Despite primary and secondary schools having made great strides in an effort to bolster STEM education, it all leads to a future-driven and deeply stimulating learning environment in the form of post-secondary education. By analyzing the intricacies and changes made within these institutions, we can clearly see a stronger incorporation of STEM education than ever before.
In North America, many programs are offered every year that specialize in STEM skills. Geared towards individuals seeking careers in modernized fields, they encourage the development of high-level skills related to development, delivery, and assessment of science, technology, engineering, and mathematics instruction through carefully developed curriculum. Many are aimed at preparing graduate students for academic careers through hands-on experience and teaching portfolio development, which is designed to enhance awareness and availability of STEM instruction in modern society. It is the hope of many that this strengthening of education will entice students to pursue a STEM career through more readily available and knowledgeable forms of post-secondary training. Programs such as physics, chemistry, psychology, computer science, civil engineering, astronomy, software engineering, and robotics are just a few examples of STEM fields of study.
Gender Imbalances Remain
In a 2011 Statistics Canada survey, 15% of Ottawa residents possessed a certificate, degree, or diploma in a STEM-related field of study, tying with Calgary as the highest percentage out of Canada’s six largest cities. Of those, two-thirds are university degrees. However, only 27% of those who had completed these post-secondary programs were women, which is similar to the data collected across much of North America. The general consensus is that while there is gender parity in science-related fields, the remaining three (engineering, mathematics, and computer science) still remain heavily male-dominated. Therefore, despite STEM becoming increasingly popular as a sought-after collective skillset, more work needs to be done to reach gender parity across all fields. With continued investment, education, and economic shifts, it is possible that more females will be drawn to STEM studies and help balance the numbers more evenly. Employers also need to be willing to look past a highly skilled employee’s gender and simply inspect their qualifications.

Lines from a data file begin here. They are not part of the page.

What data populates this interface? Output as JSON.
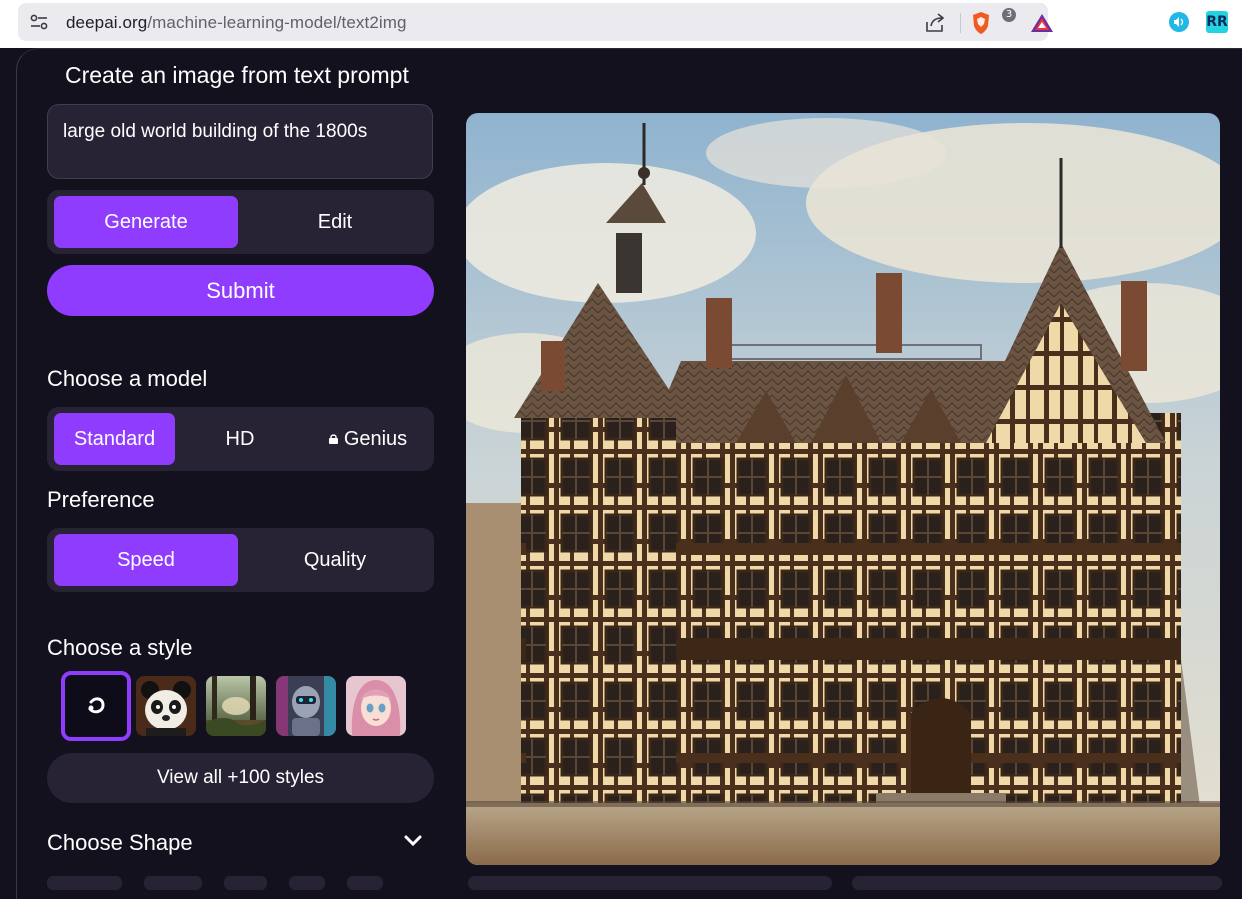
{
  "browser": {
    "url_domain": "deepai.org",
    "url_path": "/machine-learning-model/text2img",
    "shields_badge": "3",
    "extension_rr_label": "RR"
  },
  "page": {
    "title": "Create an image from text prompt",
    "prompt_value": "large old world building of the 1800s",
    "mode_tabs": [
      "Generate",
      "Edit"
    ],
    "mode_selected": "Generate",
    "submit_label": "Submit",
    "model_heading": "Choose a model",
    "models": [
      "Standard",
      "HD",
      "Genius"
    ],
    "model_selected": "Standard",
    "preference_heading": "Preference",
    "preferences": [
      "Speed",
      "Quality"
    ],
    "preference_selected": "Speed",
    "style_heading": "Choose a style",
    "styles": [
      "default-style",
      "panda-style",
      "forest-style",
      "cyborg-style",
      "anime-girl-style"
    ],
    "style_selected": "default-style",
    "view_all_label": "View all +100 styles",
    "shape_heading": "Choose Shape"
  },
  "colors": {
    "accent": "#8f3cff",
    "background": "#14111f",
    "panel": "#272334"
  },
  "icons": [
    "site-info-icon",
    "share-icon",
    "brave-shields-icon",
    "brave-rewards-icon",
    "audio-extension-icon",
    "lock-icon",
    "chevron-down-icon"
  ]
}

It is common knowledge that a post-secondary education can be incredibly expensive and out of reach for many with more constrained budgets, to say nothing of STEM-focused curriculum and training. However, great strides are being made to reduce the financial burden of such instruction, enabling for students to focus more on becoming successful in their chosen fields without encountering barriers due to financial reasons. For example, in Canada, Ontario-based graduates only are required to start paying off their OSAP student loans once they earn $35,000 a year or more. This was recently introduced in the 2017 Provincial Budget, and is an increase from the previous annual figure per graduate of $25,000. In addition, countless incentives such as grants, scholarships, and credit options with affordable interest rates are helping to reduce the effect of financial stability on STEM learning.
A post-secondary education in STEM is the last phase of a process specifically designed to bolster our collective intellectual strength through careful and future-proofed training. It is clear that there is work to do in order to improve the appeal of such an education, but statistics indicate that the changes being implemented are already making a considerable difference.